Among the big holidays, Easter isn’t traditionally associated with excessive eating. But any family gathering has the potential to lead to overindulging. The best strategy: Plan your menu around fresh, healthy and seasonal recipes.
Who doesn’t love the crunchy goodness of granola? Check for some of these qualities the next time you reach for a bag.
Here’s your guide to healthiest ground meat picks.
High in protein and iron, beef is arguably the most popular choice. Ninety-seven percent lean may appear to be the best choice, but cutting all of the fat will also slash too much of the flavor. Ninety percent lean offers a nice balance, providing good flavor without going overboard on calories. A 3-ounce cooked portion (about the size of a smartphone) contains 180 calories, 3 grams saturated fat, 21 grams of protein and 12 percent of the daily requirement for iron.
Do you reach for turkey bacon as a healthier alternative to conventional bacon? As it turns out, there’s not always a huge difference between the two when it comes to nutrition stats. An average slice of traditional pork bacon (about ½ ounce in weight) contains 35 calories, 1 gram saturated fat and 130 milligrams of sodium. Now find out how the turkey version stacks up.

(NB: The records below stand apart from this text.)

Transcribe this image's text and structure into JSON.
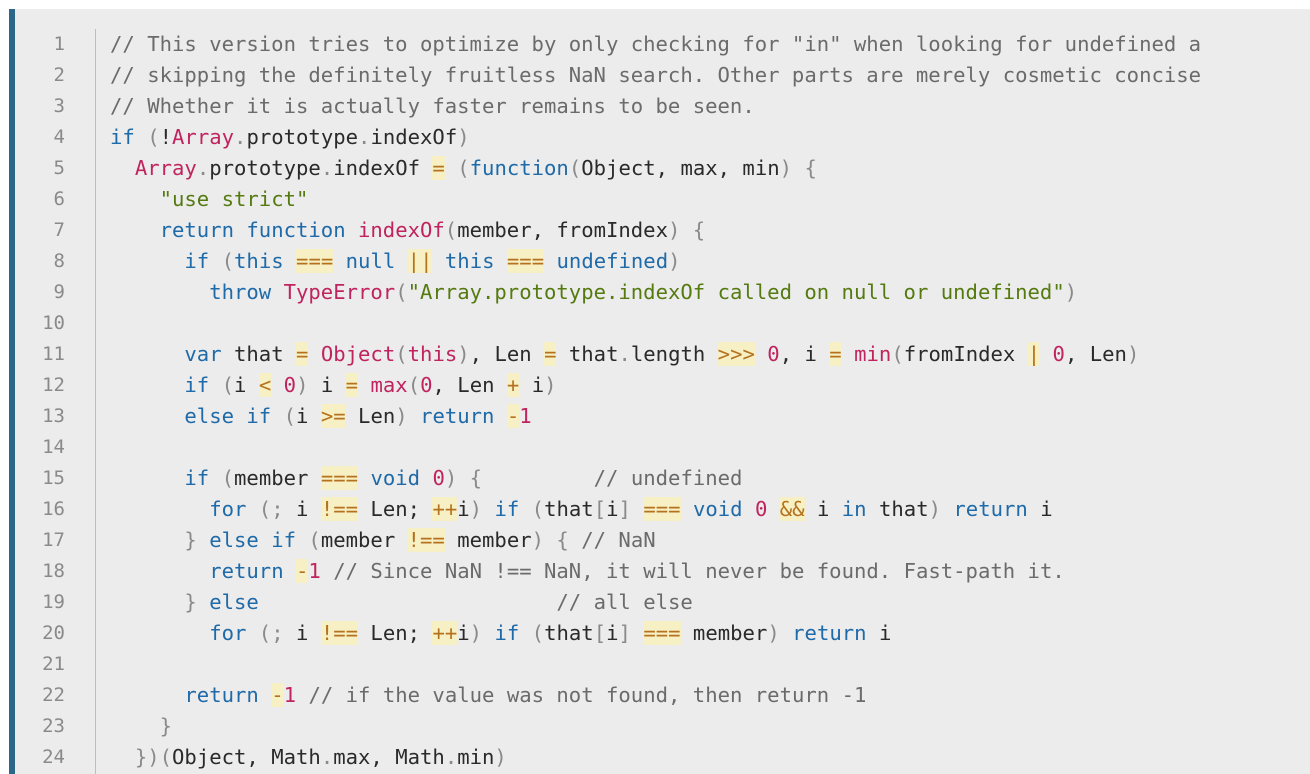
{
  "colors": {
    "background": "#ececec",
    "accent_bar": "#2b6787",
    "keyword": "#1f6aa8",
    "function": "#c0245e",
    "string": "#557a10",
    "comment": "#6b6b6b",
    "operator": "#b5721e",
    "line_number": "#8a8a8a"
  },
  "code": {
    "language": "javascript",
    "lines": [
      {
        "n": "1",
        "tokens": [
          {
            "t": "// This version tries to optimize by only checking for \"in\" when looking for undefined a",
            "c": "com"
          }
        ]
      },
      {
        "n": "2",
        "tokens": [
          {
            "t": "// skipping the definitely fruitless NaN search. Other parts are merely cosmetic concise",
            "c": "com"
          }
        ]
      },
      {
        "n": "3",
        "tokens": [
          {
            "t": "// Whether it is actually faster remains to be seen.",
            "c": "com"
          }
        ]
      },
      {
        "n": "4",
        "tokens": [
          {
            "t": "if",
            "c": "kw"
          },
          {
            "t": " (",
            "c": "punc"
          },
          {
            "t": "!",
            "c": "plain"
          },
          {
            "t": "Array",
            "c": "fn"
          },
          {
            "t": ".",
            "c": "punc"
          },
          {
            "t": "prototype",
            "c": "plain"
          },
          {
            "t": ".",
            "c": "punc"
          },
          {
            "t": "indexOf",
            "c": "plain"
          },
          {
            "t": ")",
            "c": "punc"
          }
        ]
      },
      {
        "n": "5",
        "tokens": [
          {
            "t": "  ",
            "c": "plain"
          },
          {
            "t": "Array",
            "c": "fn"
          },
          {
            "t": ".",
            "c": "punc"
          },
          {
            "t": "prototype",
            "c": "plain"
          },
          {
            "t": ".",
            "c": "punc"
          },
          {
            "t": "indexOf ",
            "c": "plain"
          },
          {
            "t": "=",
            "c": "op"
          },
          {
            "t": " (",
            "c": "punc"
          },
          {
            "t": "function",
            "c": "kw"
          },
          {
            "t": "(",
            "c": "punc"
          },
          {
            "t": "Object, max, min",
            "c": "plain"
          },
          {
            "t": ") {",
            "c": "punc"
          }
        ]
      },
      {
        "n": "6",
        "tokens": [
          {
            "t": "    ",
            "c": "plain"
          },
          {
            "t": "\"use strict\"",
            "c": "str"
          }
        ]
      },
      {
        "n": "7",
        "tokens": [
          {
            "t": "    ",
            "c": "plain"
          },
          {
            "t": "return function",
            "c": "kw"
          },
          {
            "t": " ",
            "c": "plain"
          },
          {
            "t": "indexOf",
            "c": "fn"
          },
          {
            "t": "(",
            "c": "punc"
          },
          {
            "t": "member, fromIndex",
            "c": "plain"
          },
          {
            "t": ") {",
            "c": "punc"
          }
        ]
      },
      {
        "n": "8",
        "tokens": [
          {
            "t": "      ",
            "c": "plain"
          },
          {
            "t": "if",
            "c": "kw"
          },
          {
            "t": " (",
            "c": "punc"
          },
          {
            "t": "this",
            "c": "kw"
          },
          {
            "t": " ",
            "c": "plain"
          },
          {
            "t": "===",
            "c": "op"
          },
          {
            "t": " ",
            "c": "plain"
          },
          {
            "t": "null",
            "c": "kw"
          },
          {
            "t": " ",
            "c": "plain"
          },
          {
            "t": "||",
            "c": "op"
          },
          {
            "t": " ",
            "c": "plain"
          },
          {
            "t": "this",
            "c": "kw"
          },
          {
            "t": " ",
            "c": "plain"
          },
          {
            "t": "===",
            "c": "op"
          },
          {
            "t": " ",
            "c": "plain"
          },
          {
            "t": "undefined",
            "c": "kw"
          },
          {
            "t": ")",
            "c": "punc"
          }
        ]
      },
      {
        "n": "9",
        "tokens": [
          {
            "t": "        ",
            "c": "plain"
          },
          {
            "t": "throw",
            "c": "kw"
          },
          {
            "t": " ",
            "c": "plain"
          },
          {
            "t": "TypeError",
            "c": "fn"
          },
          {
            "t": "(",
            "c": "punc"
          },
          {
            "t": "\"Array.prototype.indexOf called on null or undefined\"",
            "c": "str"
          },
          {
            "t": ")",
            "c": "punc"
          }
        ]
      },
      {
        "n": "10",
        "tokens": []
      },
      {
        "n": "11",
        "tokens": [
          {
            "t": "      ",
            "c": "plain"
          },
          {
            "t": "var",
            "c": "kw"
          },
          {
            "t": " that ",
            "c": "plain"
          },
          {
            "t": "=",
            "c": "op"
          },
          {
            "t": " ",
            "c": "plain"
          },
          {
            "t": "Object",
            "c": "fn"
          },
          {
            "t": "(",
            "c": "punc"
          },
          {
            "t": "this",
            "c": "fn"
          },
          {
            "t": ")",
            "c": "punc"
          },
          {
            "t": ", Len ",
            "c": "plain"
          },
          {
            "t": "=",
            "c": "op"
          },
          {
            "t": " that",
            "c": "plain"
          },
          {
            "t": ".",
            "c": "punc"
          },
          {
            "t": "length ",
            "c": "plain"
          },
          {
            "t": ">>>",
            "c": "op"
          },
          {
            "t": " ",
            "c": "plain"
          },
          {
            "t": "0",
            "c": "num"
          },
          {
            "t": ", i ",
            "c": "plain"
          },
          {
            "t": "=",
            "c": "op"
          },
          {
            "t": " ",
            "c": "plain"
          },
          {
            "t": "min",
            "c": "fn"
          },
          {
            "t": "(",
            "c": "punc"
          },
          {
            "t": "fromIndex ",
            "c": "plain"
          },
          {
            "t": "|",
            "c": "op"
          },
          {
            "t": " ",
            "c": "plain"
          },
          {
            "t": "0",
            "c": "num"
          },
          {
            "t": ", Len",
            "c": "plain"
          },
          {
            "t": ")",
            "c": "punc"
          }
        ]
      },
      {
        "n": "12",
        "tokens": [
          {
            "t": "      ",
            "c": "plain"
          },
          {
            "t": "if",
            "c": "kw"
          },
          {
            "t": " (",
            "c": "punc"
          },
          {
            "t": "i ",
            "c": "plain"
          },
          {
            "t": "<",
            "c": "op"
          },
          {
            "t": " ",
            "c": "plain"
          },
          {
            "t": "0",
            "c": "num"
          },
          {
            "t": ")",
            "c": "punc"
          },
          {
            "t": " i ",
            "c": "plain"
          },
          {
            "t": "=",
            "c": "op"
          },
          {
            "t": " ",
            "c": "plain"
          },
          {
            "t": "max",
            "c": "fn"
          },
          {
            "t": "(",
            "c": "punc"
          },
          {
            "t": "0",
            "c": "num"
          },
          {
            "t": ", Len ",
            "c": "plain"
          },
          {
            "t": "+",
            "c": "op"
          },
          {
            "t": " i",
            "c": "plain"
          },
          {
            "t": ")",
            "c": "punc"
          }
        ]
      },
      {
        "n": "13",
        "tokens": [
          {
            "t": "      ",
            "c": "plain"
          },
          {
            "t": "else if",
            "c": "kw"
          },
          {
            "t": " (",
            "c": "punc"
          },
          {
            "t": "i ",
            "c": "plain"
          },
          {
            "t": ">=",
            "c": "op"
          },
          {
            "t": " Len",
            "c": "plain"
          },
          {
            "t": ")",
            "c": "punc"
          },
          {
            "t": " ",
            "c": "plain"
          },
          {
            "t": "return",
            "c": "kw"
          },
          {
            "t": " ",
            "c": "plain"
          },
          {
            "t": "-",
            "c": "op"
          },
          {
            "t": "1",
            "c": "num"
          }
        ]
      },
      {
        "n": "14",
        "tokens": []
      },
      {
        "n": "15",
        "tokens": [
          {
            "t": "      ",
            "c": "plain"
          },
          {
            "t": "if",
            "c": "kw"
          },
          {
            "t": " (",
            "c": "punc"
          },
          {
            "t": "member ",
            "c": "plain"
          },
          {
            "t": "===",
            "c": "op"
          },
          {
            "t": " ",
            "c": "plain"
          },
          {
            "t": "void",
            "c": "kw"
          },
          {
            "t": " ",
            "c": "plain"
          },
          {
            "t": "0",
            "c": "num"
          },
          {
            "t": ") {",
            "c": "punc"
          },
          {
            "t": "         ",
            "c": "plain"
          },
          {
            "t": "// undefined",
            "c": "com"
          }
        ]
      },
      {
        "n": "16",
        "tokens": [
          {
            "t": "        ",
            "c": "plain"
          },
          {
            "t": "for",
            "c": "kw"
          },
          {
            "t": " (; ",
            "c": "punc"
          },
          {
            "t": "i ",
            "c": "plain"
          },
          {
            "t": "!==",
            "c": "op"
          },
          {
            "t": " Len; ",
            "c": "plain"
          },
          {
            "t": "++",
            "c": "op"
          },
          {
            "t": "i",
            "c": "plain"
          },
          {
            "t": ")",
            "c": "punc"
          },
          {
            "t": " ",
            "c": "plain"
          },
          {
            "t": "if",
            "c": "kw"
          },
          {
            "t": " (",
            "c": "punc"
          },
          {
            "t": "that",
            "c": "plain"
          },
          {
            "t": "[",
            "c": "punc"
          },
          {
            "t": "i",
            "c": "plain"
          },
          {
            "t": "]",
            "c": "punc"
          },
          {
            "t": " ",
            "c": "plain"
          },
          {
            "t": "===",
            "c": "op"
          },
          {
            "t": " ",
            "c": "plain"
          },
          {
            "t": "void",
            "c": "kw"
          },
          {
            "t": " ",
            "c": "plain"
          },
          {
            "t": "0",
            "c": "num"
          },
          {
            "t": " ",
            "c": "plain"
          },
          {
            "t": "&&",
            "c": "op"
          },
          {
            "t": " i ",
            "c": "plain"
          },
          {
            "t": "in",
            "c": "kw"
          },
          {
            "t": " that",
            "c": "plain"
          },
          {
            "t": ")",
            "c": "punc"
          },
          {
            "t": " ",
            "c": "plain"
          },
          {
            "t": "return",
            "c": "kw"
          },
          {
            "t": " i",
            "c": "plain"
          }
        ]
      },
      {
        "n": "17",
        "tokens": [
          {
            "t": "      ",
            "c": "plain"
          },
          {
            "t": "}",
            "c": "punc"
          },
          {
            "t": " ",
            "c": "plain"
          },
          {
            "t": "else if",
            "c": "kw"
          },
          {
            "t": " (",
            "c": "punc"
          },
          {
            "t": "member ",
            "c": "plain"
          },
          {
            "t": "!==",
            "c": "op"
          },
          {
            "t": " member",
            "c": "plain"
          },
          {
            "t": ") {",
            "c": "punc"
          },
          {
            "t": " ",
            "c": "plain"
          },
          {
            "t": "// NaN",
            "c": "com"
          }
        ]
      },
      {
        "n": "18",
        "tokens": [
          {
            "t": "        ",
            "c": "plain"
          },
          {
            "t": "return",
            "c": "kw"
          },
          {
            "t": " ",
            "c": "plain"
          },
          {
            "t": "-",
            "c": "op"
          },
          {
            "t": "1",
            "c": "num"
          },
          {
            "t": " ",
            "c": "plain"
          },
          {
            "t": "// Since NaN !== NaN, it will never be found. Fast-path it.",
            "c": "com"
          }
        ]
      },
      {
        "n": "19",
        "tokens": [
          {
            "t": "      ",
            "c": "plain"
          },
          {
            "t": "}",
            "c": "punc"
          },
          {
            "t": " ",
            "c": "plain"
          },
          {
            "t": "else",
            "c": "kw"
          },
          {
            "t": "                        ",
            "c": "plain"
          },
          {
            "t": "// all else",
            "c": "com"
          }
        ]
      },
      {
        "n": "20",
        "tokens": [
          {
            "t": "        ",
            "c": "plain"
          },
          {
            "t": "for",
            "c": "kw"
          },
          {
            "t": " (; ",
            "c": "punc"
          },
          {
            "t": "i ",
            "c": "plain"
          },
          {
            "t": "!==",
            "c": "op"
          },
          {
            "t": " Len; ",
            "c": "plain"
          },
          {
            "t": "++",
            "c": "op"
          },
          {
            "t": "i",
            "c": "plain"
          },
          {
            "t": ")",
            "c": "punc"
          },
          {
            "t": " ",
            "c": "plain"
          },
          {
            "t": "if",
            "c": "kw"
          },
          {
            "t": " (",
            "c": "punc"
          },
          {
            "t": "that",
            "c": "plain"
          },
          {
            "t": "[",
            "c": "punc"
          },
          {
            "t": "i",
            "c": "plain"
          },
          {
            "t": "]",
            "c": "punc"
          },
          {
            "t": " ",
            "c": "plain"
          },
          {
            "t": "===",
            "c": "op"
          },
          {
            "t": " member",
            "c": "plain"
          },
          {
            "t": ")",
            "c": "punc"
          },
          {
            "t": " ",
            "c": "plain"
          },
          {
            "t": "return",
            "c": "kw"
          },
          {
            "t": " i",
            "c": "plain"
          }
        ]
      },
      {
        "n": "21",
        "tokens": []
      },
      {
        "n": "22",
        "tokens": [
          {
            "t": "      ",
            "c": "plain"
          },
          {
            "t": "return",
            "c": "kw"
          },
          {
            "t": " ",
            "c": "plain"
          },
          {
            "t": "-",
            "c": "op"
          },
          {
            "t": "1",
            "c": "num"
          },
          {
            "t": " ",
            "c": "plain"
          },
          {
            "t": "// if the value was not found, then return -1",
            "c": "com"
          }
        ]
      },
      {
        "n": "23",
        "tokens": [
          {
            "t": "    ",
            "c": "plain"
          },
          {
            "t": "}",
            "c": "punc"
          }
        ]
      },
      {
        "n": "24",
        "tokens": [
          {
            "t": "  ",
            "c": "plain"
          },
          {
            "t": "})(",
            "c": "punc"
          },
          {
            "t": "Object, Math",
            "c": "plain"
          },
          {
            "t": ".",
            "c": "punc"
          },
          {
            "t": "max, Math",
            "c": "plain"
          },
          {
            "t": ".",
            "c": "punc"
          },
          {
            "t": "min",
            "c": "plain"
          },
          {
            "t": ")",
            "c": "punc"
          }
        ]
      }
    ]
  }
}
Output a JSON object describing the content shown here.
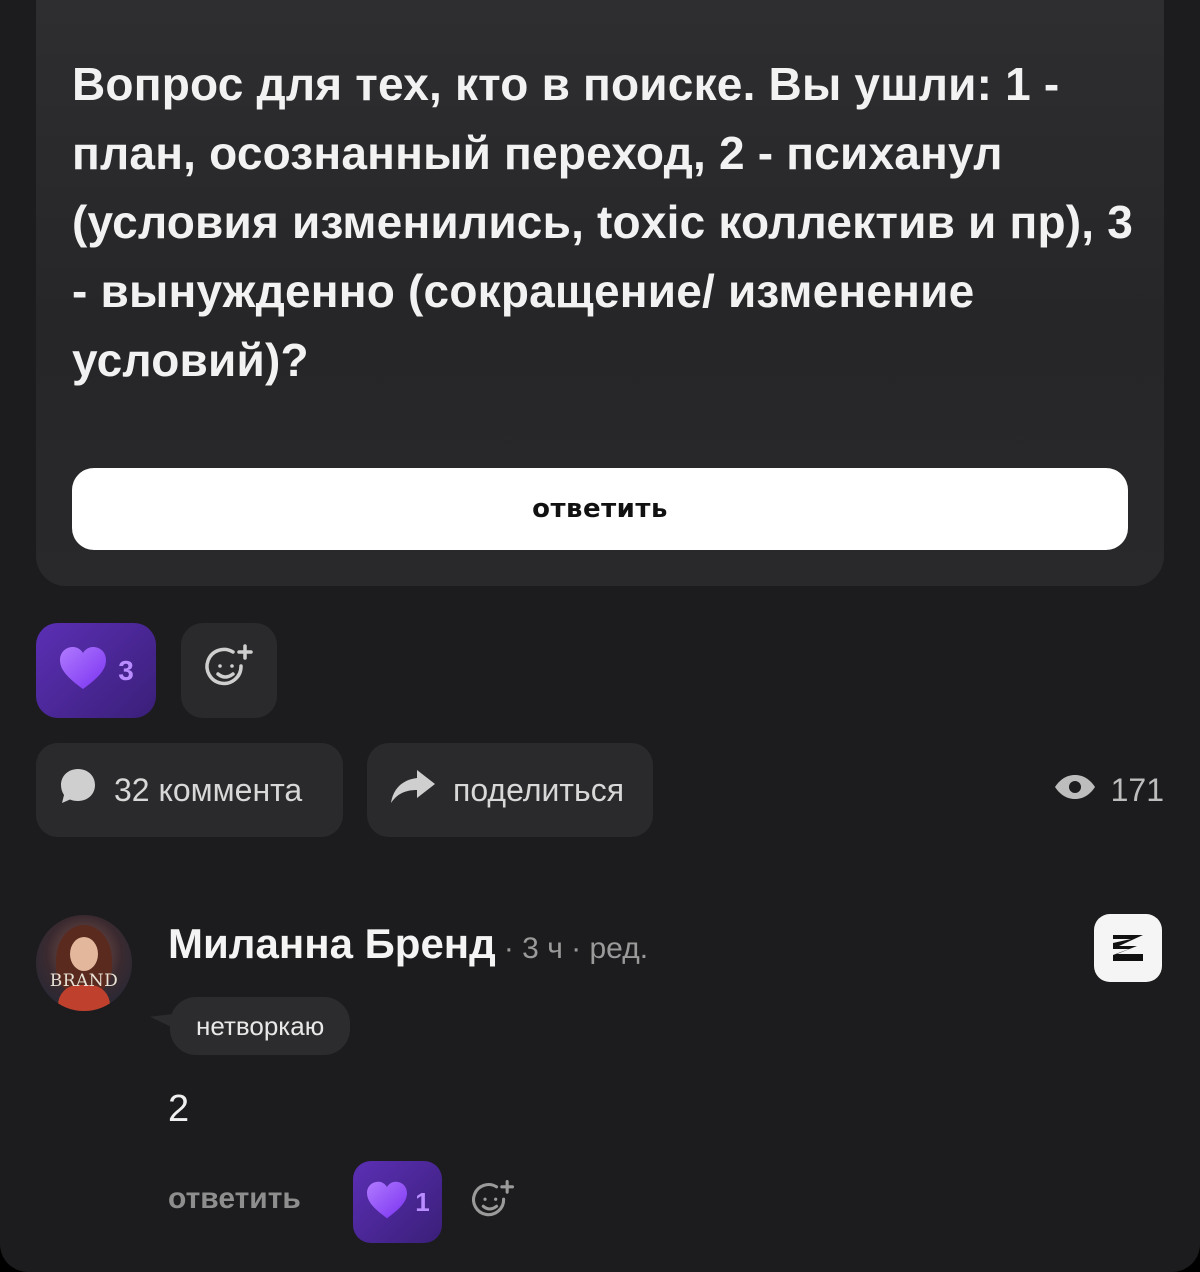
{
  "post": {
    "question": "Вопрос для тех, кто в поиске. Вы ушли: 1 - план, осознанный переход, 2 - психанул (условия изменились, toxic коллектив и пр), 3 - вынужденно (сокращение/ изменение условий)?",
    "answer_button": "ответить",
    "likes_count": "3",
    "comments_label": "32 коммента",
    "share_label": "поделиться",
    "views_count": "171"
  },
  "comment": {
    "author": "Миланна Бренд",
    "meta": "· 3 ч · ред.",
    "avatar_text": "BRAND",
    "tag": "нетворкаю",
    "body": "2",
    "reply_label": "ответить",
    "likes_count": "1"
  },
  "colors": {
    "background": "#1c1c1e",
    "card": "#2a2a2c",
    "accent_purple": "#5b2fb5",
    "heart": "#9b5cff"
  },
  "icons": {
    "heart": "heart-icon",
    "add_reaction": "add-reaction-icon",
    "comment": "comment-bubble-icon",
    "share": "share-arrow-icon",
    "views": "eye-icon",
    "platform": "platform-logo-icon"
  }
}
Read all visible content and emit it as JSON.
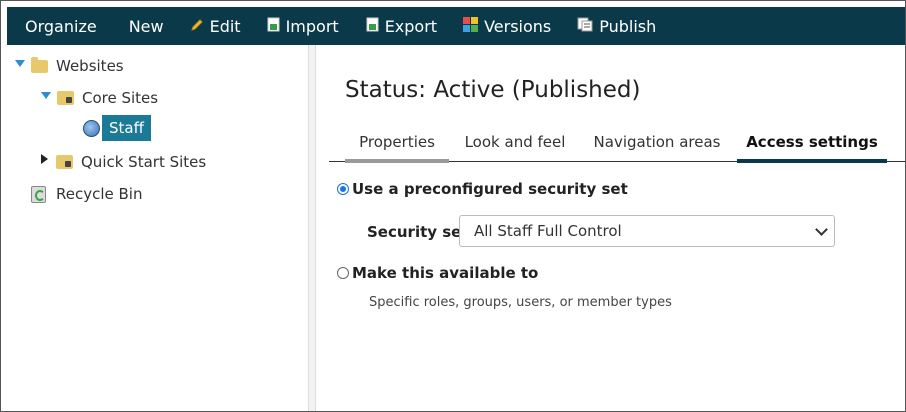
{
  "toolbar": {
    "organize": "Organize",
    "new": "New",
    "edit": "Edit",
    "import": "Import",
    "export": "Export",
    "versions": "Versions",
    "publish": "Publish",
    "icons": {
      "edit": "pencil-icon",
      "import": "import-doc-icon",
      "export": "export-doc-icon",
      "versions": "versions-grid-icon",
      "publish": "publish-icon"
    }
  },
  "tree": {
    "websites": "Websites",
    "core_sites": "Core Sites",
    "staff": "Staff",
    "quick_start_sites": "Quick Start Sites",
    "recycle_bin": "Recycle Bin"
  },
  "main": {
    "status": "Status: Active (Published)",
    "tabs": [
      "Properties",
      "Look and feel",
      "Navigation areas",
      "Access settings"
    ],
    "active_tab": "Access settings",
    "option_preconfigured": "Use a preconfigured security set",
    "security_set_label": "Security set",
    "security_set_value": "All Staff Full Control",
    "option_available_to": "Make this available to",
    "available_to_help": "Specific roles, groups, users, or member types"
  },
  "colors": {
    "toolbar_bg": "#0a3a4a",
    "selected_bg": "#1b7a96",
    "radio_accent": "#1a73e8"
  }
}
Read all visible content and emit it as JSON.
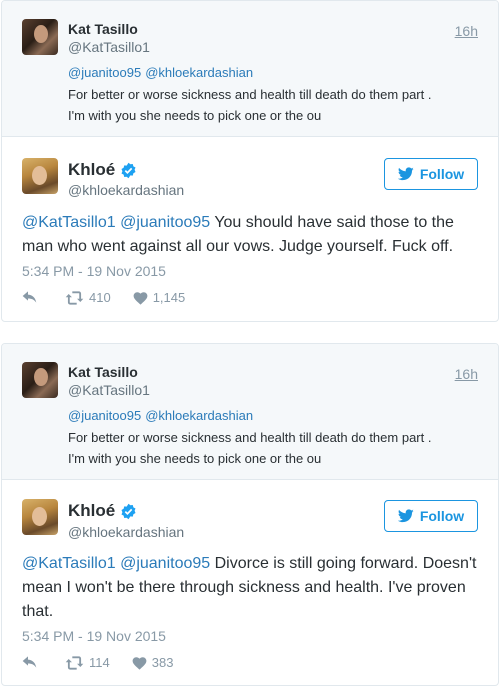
{
  "colors": {
    "link": "#2b7bb9",
    "follow": "#1b95e0",
    "muted": "#8899a6",
    "verified": "#1da1f2"
  },
  "tweets": [
    {
      "context": {
        "name": "Kat Tasillo",
        "handle": "@KatTasillo1",
        "time": "16h",
        "mentions": [
          "@juanitoo95",
          "@khloekardashian"
        ],
        "text_line1": "For better or worse sickness and health till death do them part .",
        "text_line2": "I'm with you she needs to pick one or the ou"
      },
      "author": {
        "name": "Khloé",
        "handle": "@khloekardashian",
        "follow_label": "Follow",
        "verified_icon": "verified-badge-icon"
      },
      "mentions": [
        "@KatTasillo1",
        "@juanitoo95"
      ],
      "body": "You should have said those to the man who went against all our vows. Judge yourself. Fuck off.",
      "timestamp": "5:34 PM - 19 Nov 2015",
      "retweets": "410",
      "likes": "1,145"
    },
    {
      "context": {
        "name": "Kat Tasillo",
        "handle": "@KatTasillo1",
        "time": "16h",
        "mentions": [
          "@juanitoo95",
          "@khloekardashian"
        ],
        "text_line1": "For better or worse sickness and health till death do them part .",
        "text_line2": "I'm with you she needs to pick one or the ou"
      },
      "author": {
        "name": "Khloé",
        "handle": "@khloekardashian",
        "follow_label": "Follow",
        "verified_icon": "verified-badge-icon"
      },
      "mentions": [
        "@KatTasillo1",
        "@juanitoo95"
      ],
      "body": "Divorce is still going forward. Doesn't mean I won't be there through sickness and health. I've proven that.",
      "timestamp": "5:34 PM - 19 Nov 2015",
      "retweets": "114",
      "likes": "383"
    }
  ]
}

As a nutrition professional who works with food, there are many unhealthy items that, truth be told, make my skin crawl. (Those bowls made out of bacon?! I’m a bacon fan, but come on!) And I’m not alone. I polled registered dietitians from across the country to see what foods drive them bonkers. Some of answers are to be expected (deep-fried carnival foods were never going to win any nutritional awards from this crowd). But on the other end of the spectrum: Foods everyone seems to think are more virtuous than they really are (sorry, organic snack chips). Here, dietitians reveal all.
Each brand of cookie was rated on a 5-point scale (5 being the highest). The cookies were evaluated on taste, nutrition and ingredient quality, with special attention paid to the types of sweeteners and fats used in the all-important filling.
Can eating dessert every day possibly be healthy? If you stick with a combination of fresh, whole-food ingredients and sensible portions, it’s okay to indulge in a post-dinner sweet each night of the week.